著者: Daniel Sauter, Rasmus Jacobsen

Calcium (Ca2+) is an important second messenger that is involved in critical processes in cell homeostasis and signal transduction. The ratio between extra- and intracellular Ca2+ contributes to setting the plasma membrane potential. Intracellularly, Ca2+ is stored in organelles such as Mitochondria and the Endoplasmic reticulum (ER). Depletion of these stores triggers the opening of Ca2+ – permeable channels that allow entry of Ca2+ into the cell along the electrochemical gradient. This process is called store-operated calcium entry (SOCE). Activation of SOCE happens as a secondary result of ER depletion (ref). ER is being depleted by an inositol-triphosphate (IP3) pathway and phospholipase C cascade, via the IP3 receptor. SOCE can experimentally be activated by elevating intracellular levels of IP3 in the presence of a Ca2+ chelator.

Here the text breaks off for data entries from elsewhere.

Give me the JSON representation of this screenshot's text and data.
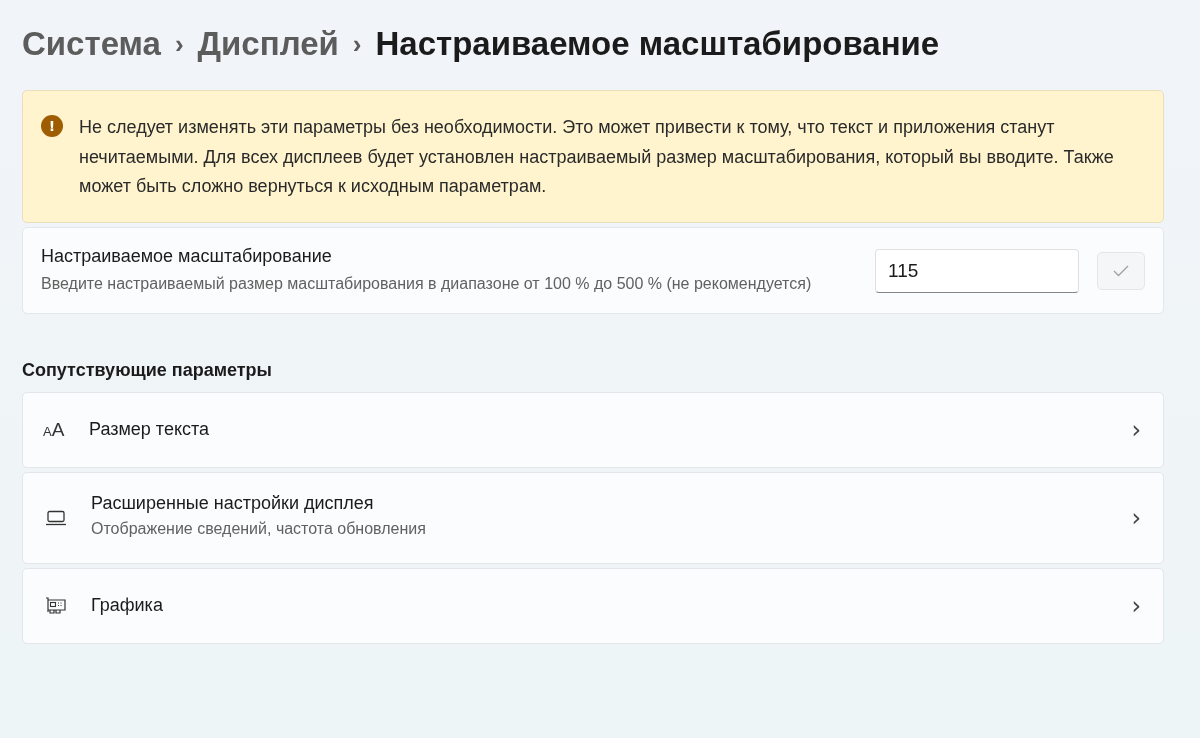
{
  "breadcrumb": [
    {
      "label": "Система",
      "current": false
    },
    {
      "label": "Дисплей",
      "current": false
    },
    {
      "label": "Настраиваемое масштабирование",
      "current": true
    }
  ],
  "breadcrumb_separator": "›",
  "warning": {
    "icon_text": "!",
    "text": "Не следует изменять эти параметры без необходимости. Это может привести к тому, что текст и приложения станут нечитаемыми. Для всех дисплеев будет установлен настраиваемый размер масштабирования, который вы вводите. Также может быть сложно вернуться к исходным параметрам."
  },
  "custom_scaling": {
    "title": "Настраиваемое масштабирование",
    "description": "Введите настраиваемый размер масштабирования в диапазоне от 100 % до 500 % (не рекомендуется)",
    "value": "115",
    "apply_disabled": true
  },
  "related": {
    "heading": "Сопутствующие параметры",
    "items": [
      {
        "kind": "text-size",
        "icon_text": "AA",
        "title": "Размер текста",
        "chevron": "›"
      },
      {
        "kind": "laptop",
        "title": "Расширенные настройки дисплея",
        "subtitle": "Отображение сведений, частота обновления",
        "chevron": "›"
      },
      {
        "kind": "graphics",
        "title": "Графика",
        "chevron": "›"
      }
    ]
  }
}
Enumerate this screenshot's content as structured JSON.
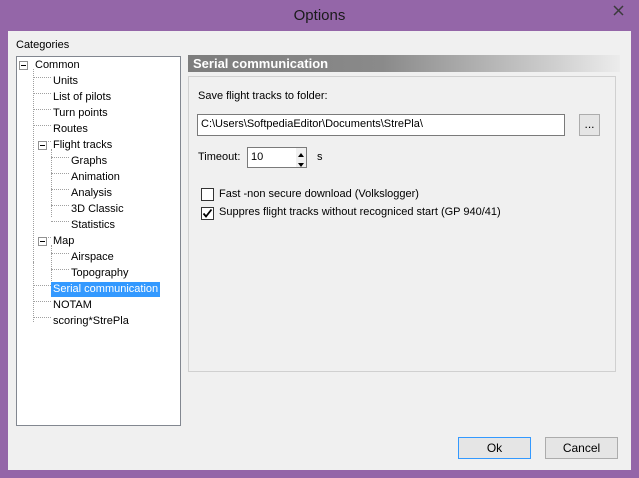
{
  "window": {
    "title": "Options"
  },
  "categories_label": "Categories",
  "tree": [
    {
      "label": "Common"
    },
    {
      "label": "Units"
    },
    {
      "label": "List of pilots"
    },
    {
      "label": "Turn points"
    },
    {
      "label": "Routes"
    },
    {
      "label": "Flight tracks"
    },
    {
      "label": "Graphs"
    },
    {
      "label": "Animation"
    },
    {
      "label": "Analysis"
    },
    {
      "label": "3D Classic"
    },
    {
      "label": "Statistics"
    },
    {
      "label": "Map"
    },
    {
      "label": "Airspace"
    },
    {
      "label": "Topography"
    },
    {
      "label": "Serial communication",
      "selected": true
    },
    {
      "label": "NOTAM"
    },
    {
      "label": "scoring*StrePla"
    }
  ],
  "section": {
    "title": "Serial communication"
  },
  "folder": {
    "label": "Save flight tracks to folder:",
    "value": "C:\\Users\\SoftpediaEditor\\Documents\\StrePla\\",
    "browse": "..."
  },
  "timeout": {
    "label": "Timeout:",
    "value": "10",
    "unit": "s"
  },
  "options": [
    {
      "label": "Fast -non secure download (Volkslogger)",
      "checked": false
    },
    {
      "label": "Suppres flight tracks without recogniced start (GP 940/41)",
      "checked": true
    }
  ],
  "buttons": {
    "ok": "Ok",
    "cancel": "Cancel"
  }
}
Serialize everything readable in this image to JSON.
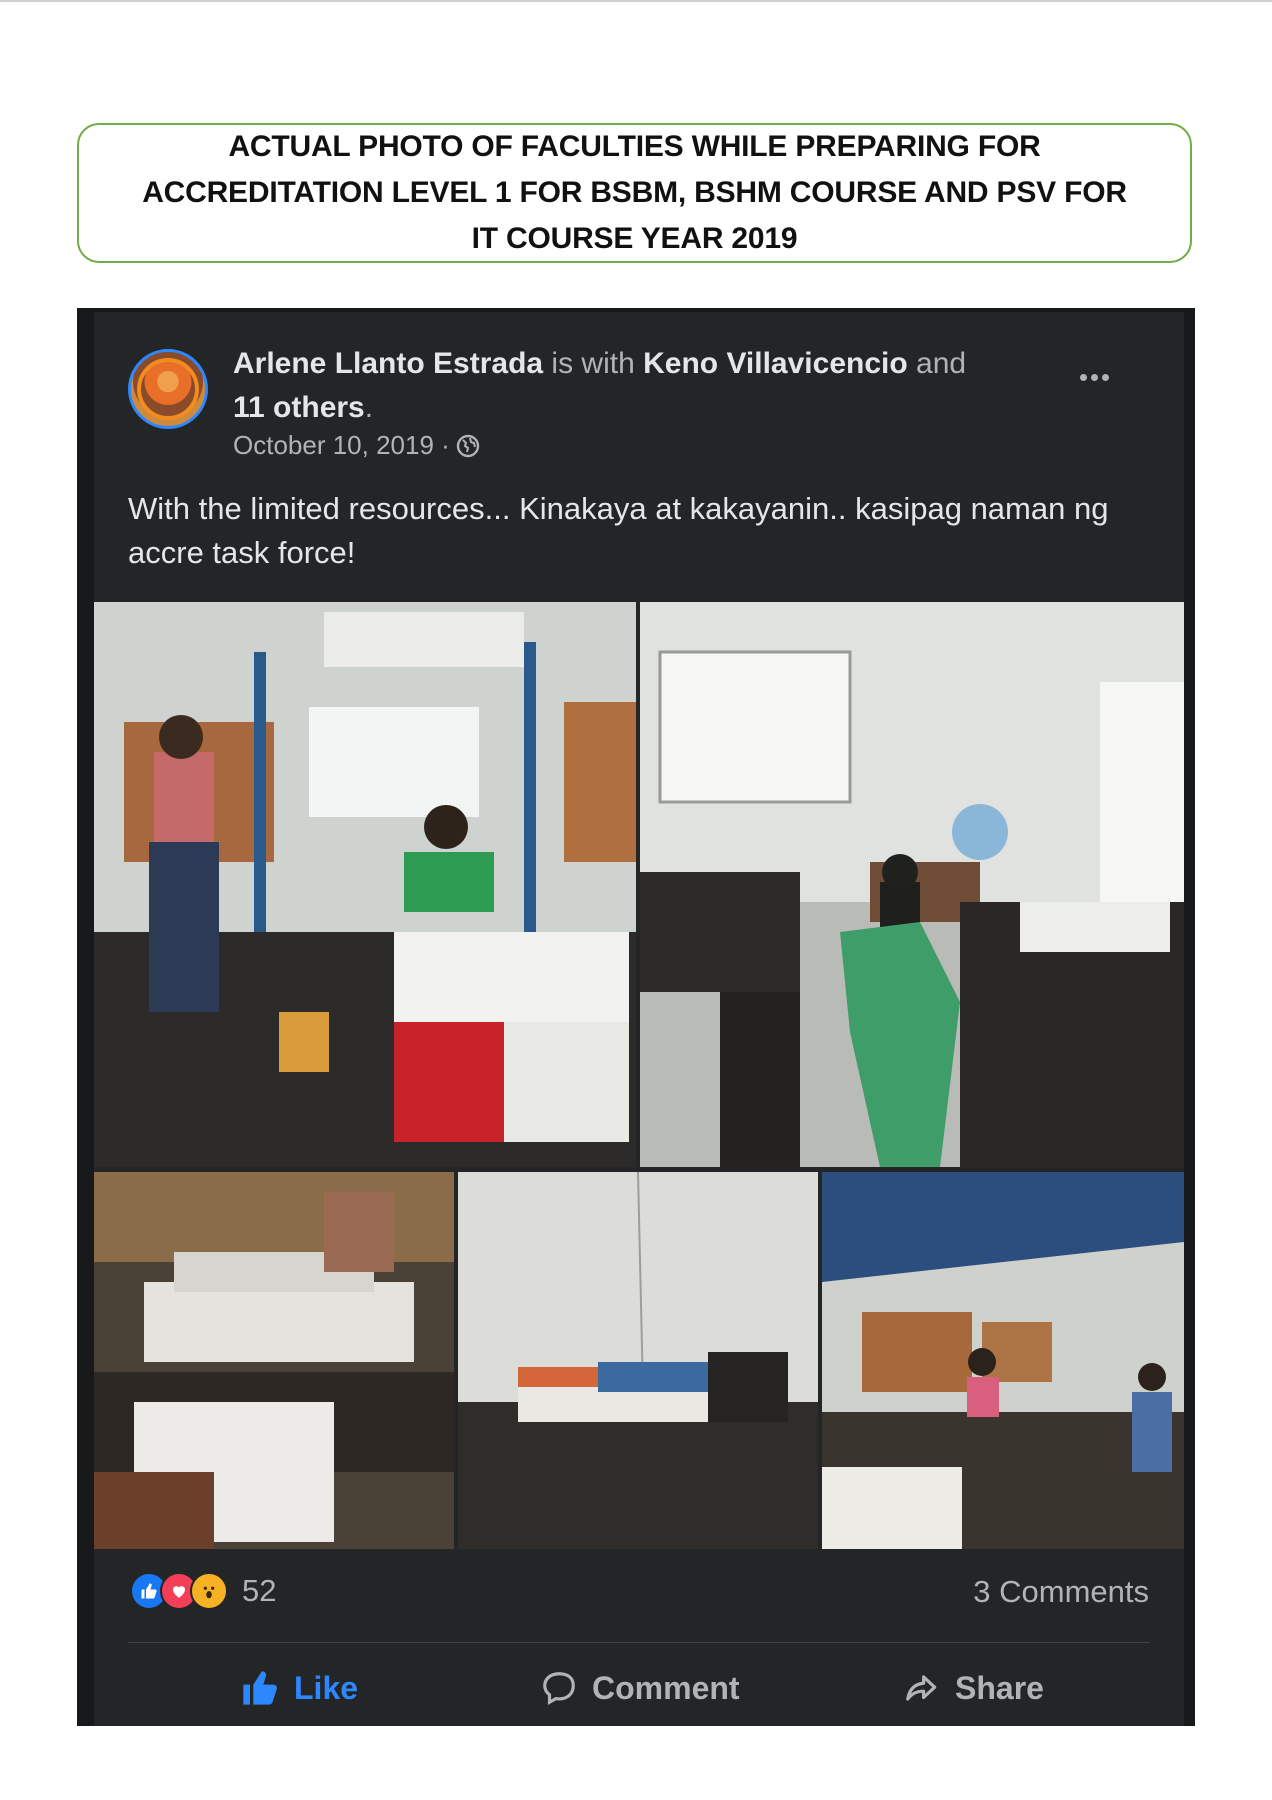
{
  "heading": {
    "line1": "ACTUAL PHOTO OF FACULTIES WHILE PREPARING FOR",
    "line2": "ACCREDITATION LEVEL 1 FOR BSBM, BSHM COURSE AND PSV FOR",
    "line3": "IT COURSE  YEAR 2019"
  },
  "post": {
    "author": "Arlene Llanto Estrada",
    "with_text": "is with",
    "tagged": "Keno Villavicencio",
    "and_text": "and",
    "others": "11 others",
    "period": ".",
    "date": "October 10, 2019 ·",
    "privacy_icon": "globe-icon",
    "more_icon": "more-horizontal-icon",
    "text": "With the limited resources... Kinakaya at kakayanin.. kasipag naman ng accre task force!",
    "reaction_icons": [
      "like-icon",
      "love-icon",
      "wow-icon"
    ],
    "reaction_count": "52",
    "comments_count": "3 Comments",
    "actions": {
      "like": "Like",
      "comment": "Comment",
      "share": "Share"
    },
    "colors": {
      "background": "#242526",
      "accent": "#2d88ff",
      "text": "#e4e6eb",
      "muted": "#b0b3b8"
    }
  }
}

The activation of SOCE can directly be measured as a change in clamp current when performing patch-clamp experiments. In this study the automated patch clamp system, Qube 384 was used to record Icrac. Qube 384 is a second-generation automated patch clamp device capable of testing thousands of compounds per day whilst providing true giga-ohm seal quality data. Using the Qube 384 in a drug discovery cascade enables acquisition of mode of action data simultaneous with hit detection during the primary screen, thereby minimizing the need for extended follow-up validations studies.

In this study, we present an assay for STIM1/Orai1. Firstly, we present that Orai1 current can be activated either by exchange of the intracellular solution or alternative by de facto caging an agonist in the IC in the on-cell configuration. Secondly, we pharmacologically validate the assay using the trivalent lanthanide cations blocker lanthanum (La). With this, we demonstrate that Qube 384 also is a versatile patch clamp system, even though it is fully automated and can be running unattended.